Though ancient Indians left innumerable material remains on the earth’s surface, such as the stone temples in South India and the brick monasteries in eastern India, the major part of these remains lies buried in mounds.

Excavations of some mounds have revealed the cities established around 2500 bc in north-western India. Also revealed is the layout of the settlements, the types of pottery used by the people, the form of their houses, the kind of cereals consumed, the type of their tools, implements or weapons, etc.

Material remains excavated and ex­plored are subjected to various kinds of scientific examination. Their dates are fixed according to the radio-carbon method; computers are also now used for the dating process.

Through an examination of plant residues, especially through pollen analysis, the climate and vegetation of a period of the past can be known. Such examination has established that agriculture was practised in Rajasthan and Kashmir around 7000-6000 bc.


The metal art effects obtained help us to know the stages of development of metal technology.

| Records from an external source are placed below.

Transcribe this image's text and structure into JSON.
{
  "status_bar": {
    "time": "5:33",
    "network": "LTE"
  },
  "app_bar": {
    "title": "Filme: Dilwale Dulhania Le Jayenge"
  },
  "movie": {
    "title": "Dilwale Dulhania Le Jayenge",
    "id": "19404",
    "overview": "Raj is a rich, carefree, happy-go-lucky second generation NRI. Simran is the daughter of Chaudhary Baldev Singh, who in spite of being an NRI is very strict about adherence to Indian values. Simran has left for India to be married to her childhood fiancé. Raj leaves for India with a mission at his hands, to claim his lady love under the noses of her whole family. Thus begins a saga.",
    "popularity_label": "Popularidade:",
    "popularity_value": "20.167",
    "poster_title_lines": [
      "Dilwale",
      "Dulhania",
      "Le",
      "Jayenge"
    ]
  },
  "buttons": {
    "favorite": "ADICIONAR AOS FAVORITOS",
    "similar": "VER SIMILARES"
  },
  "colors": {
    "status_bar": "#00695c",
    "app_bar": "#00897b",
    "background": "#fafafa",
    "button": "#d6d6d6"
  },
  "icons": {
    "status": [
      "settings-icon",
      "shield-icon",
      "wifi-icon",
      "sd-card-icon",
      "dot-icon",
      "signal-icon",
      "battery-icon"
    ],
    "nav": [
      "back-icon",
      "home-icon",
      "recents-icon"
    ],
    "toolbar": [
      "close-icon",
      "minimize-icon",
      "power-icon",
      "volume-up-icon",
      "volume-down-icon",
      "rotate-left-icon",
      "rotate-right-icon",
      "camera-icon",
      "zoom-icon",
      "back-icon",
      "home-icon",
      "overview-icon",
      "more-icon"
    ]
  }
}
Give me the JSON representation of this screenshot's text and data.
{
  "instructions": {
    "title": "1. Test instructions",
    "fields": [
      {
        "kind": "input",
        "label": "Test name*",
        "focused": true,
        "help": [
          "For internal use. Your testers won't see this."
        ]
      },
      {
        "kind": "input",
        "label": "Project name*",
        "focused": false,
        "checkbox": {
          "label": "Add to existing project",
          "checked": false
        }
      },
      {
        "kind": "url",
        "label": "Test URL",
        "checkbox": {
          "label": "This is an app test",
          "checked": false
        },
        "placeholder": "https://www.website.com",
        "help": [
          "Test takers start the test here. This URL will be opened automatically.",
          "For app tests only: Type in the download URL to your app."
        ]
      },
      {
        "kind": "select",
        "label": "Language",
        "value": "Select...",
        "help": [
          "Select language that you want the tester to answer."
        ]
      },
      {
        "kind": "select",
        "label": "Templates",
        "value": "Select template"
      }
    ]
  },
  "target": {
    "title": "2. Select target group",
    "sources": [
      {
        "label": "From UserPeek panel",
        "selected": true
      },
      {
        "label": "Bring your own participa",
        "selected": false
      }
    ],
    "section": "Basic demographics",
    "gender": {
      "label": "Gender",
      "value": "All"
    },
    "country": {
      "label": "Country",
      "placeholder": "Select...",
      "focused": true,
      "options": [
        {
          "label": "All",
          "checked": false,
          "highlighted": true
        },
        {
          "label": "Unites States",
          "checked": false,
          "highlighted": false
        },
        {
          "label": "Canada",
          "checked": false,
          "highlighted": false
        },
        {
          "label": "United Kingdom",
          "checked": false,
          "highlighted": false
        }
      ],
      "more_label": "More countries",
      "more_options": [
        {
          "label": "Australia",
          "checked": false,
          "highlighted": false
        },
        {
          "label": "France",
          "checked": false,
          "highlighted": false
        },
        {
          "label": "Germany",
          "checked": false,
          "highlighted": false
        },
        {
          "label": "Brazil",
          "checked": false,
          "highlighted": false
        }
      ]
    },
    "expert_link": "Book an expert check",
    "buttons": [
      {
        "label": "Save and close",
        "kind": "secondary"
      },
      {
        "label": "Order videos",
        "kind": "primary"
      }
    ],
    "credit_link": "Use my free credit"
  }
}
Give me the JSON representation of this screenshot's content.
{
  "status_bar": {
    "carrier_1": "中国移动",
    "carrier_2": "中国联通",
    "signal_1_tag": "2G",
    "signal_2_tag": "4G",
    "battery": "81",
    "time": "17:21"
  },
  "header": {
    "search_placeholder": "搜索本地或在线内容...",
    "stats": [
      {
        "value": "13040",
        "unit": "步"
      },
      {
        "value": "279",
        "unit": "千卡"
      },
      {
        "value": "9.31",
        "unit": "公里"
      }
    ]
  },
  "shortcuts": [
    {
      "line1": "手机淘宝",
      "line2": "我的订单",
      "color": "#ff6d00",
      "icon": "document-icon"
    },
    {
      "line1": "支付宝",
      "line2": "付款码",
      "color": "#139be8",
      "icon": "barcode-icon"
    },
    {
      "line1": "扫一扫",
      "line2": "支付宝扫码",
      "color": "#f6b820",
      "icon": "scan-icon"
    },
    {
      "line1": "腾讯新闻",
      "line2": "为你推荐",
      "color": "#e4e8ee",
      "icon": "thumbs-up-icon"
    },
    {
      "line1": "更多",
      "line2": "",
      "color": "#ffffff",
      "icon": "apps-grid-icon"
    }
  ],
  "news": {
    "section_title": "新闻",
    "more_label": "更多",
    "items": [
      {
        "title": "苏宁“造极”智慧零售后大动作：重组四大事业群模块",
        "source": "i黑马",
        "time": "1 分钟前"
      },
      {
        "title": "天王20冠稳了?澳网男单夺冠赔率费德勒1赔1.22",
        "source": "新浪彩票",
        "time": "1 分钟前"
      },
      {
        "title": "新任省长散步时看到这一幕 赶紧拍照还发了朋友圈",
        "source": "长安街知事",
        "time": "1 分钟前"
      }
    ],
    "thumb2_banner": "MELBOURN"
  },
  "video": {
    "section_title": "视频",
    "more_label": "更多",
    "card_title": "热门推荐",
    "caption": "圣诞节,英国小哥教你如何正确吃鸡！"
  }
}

Animal bones show whether the animals were domesticated or not, and the uses they were put to.